- $1.2 trillion in student loan debt is outstanding.
- 40 million Americans currently have student loans.
- 52 percent of young consumers (20–29) have student debt.
- 64 percent of college students use student loans.
- $29,000 is the average outstanding balance.
It’s hard to read these numbers and not conclude there is a student debt crisis afoot. But, a recent study by TransUnion—one of the three main credit-reporting bureaus—leads to another conclusion: The kids are doing alright.
TransUnion’s May 2015 study found having student debt is not keeping young consumers from progressing through the typical financial course of life. They are still able to finance car purchases with auto loans, take out credit cards and be approved for mortgages. And, according to TransUnion’s study, they do so at nearly the same rate as their peers who have no student loans, catching up within a couple of years of graduating.
While the TransUnion study does not contradict the fact that some—and, arguably, still too many—student loan borrowers struggle with their debt loads and have found that debt is keeping them from their plans for homeownership and new car purchases, it does imply that student debt alone is not necessarily the main cause. Job opportunities and social attitudes among the age group in general may also be at play in the postponement of major purchases for the majority.
Consumers with student debt in repayment were also found to be somewhat better about making timely payments on their debt. This is compared with those young consumers who lacked student loans.
Success seems to be associated with deciding early in your college career which debt program to use, how much to borrow and then selecting among the best options regarding repayment at graduation.
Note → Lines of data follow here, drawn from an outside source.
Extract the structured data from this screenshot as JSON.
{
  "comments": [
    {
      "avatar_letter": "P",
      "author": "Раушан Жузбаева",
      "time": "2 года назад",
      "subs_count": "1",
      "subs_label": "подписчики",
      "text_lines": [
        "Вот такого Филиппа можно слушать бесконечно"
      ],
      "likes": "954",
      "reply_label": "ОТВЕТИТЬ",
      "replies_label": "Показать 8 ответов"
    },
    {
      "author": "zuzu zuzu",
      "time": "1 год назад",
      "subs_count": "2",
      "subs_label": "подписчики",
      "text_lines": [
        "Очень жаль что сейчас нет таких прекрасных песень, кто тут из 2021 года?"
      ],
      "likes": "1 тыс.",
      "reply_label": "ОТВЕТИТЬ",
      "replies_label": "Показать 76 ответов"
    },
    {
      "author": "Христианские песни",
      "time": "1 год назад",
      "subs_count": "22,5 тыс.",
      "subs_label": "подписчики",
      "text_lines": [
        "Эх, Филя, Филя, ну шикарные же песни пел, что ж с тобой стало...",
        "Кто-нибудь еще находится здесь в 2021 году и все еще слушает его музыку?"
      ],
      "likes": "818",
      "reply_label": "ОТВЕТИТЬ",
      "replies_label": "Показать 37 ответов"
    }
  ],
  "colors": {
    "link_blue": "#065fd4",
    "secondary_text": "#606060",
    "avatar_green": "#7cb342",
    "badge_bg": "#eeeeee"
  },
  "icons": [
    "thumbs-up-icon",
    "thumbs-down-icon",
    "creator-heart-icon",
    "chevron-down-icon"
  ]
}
Our NFCC® Certified Consumer Credit Counselors have the know-how to help you make these decisions, whether you are in the borrowing or repayment phase. We help you keep your repayment plan manageable, so it’s less likely to cause you to cancel, let alone postpone, the financial path you aspire to for your early adulthood.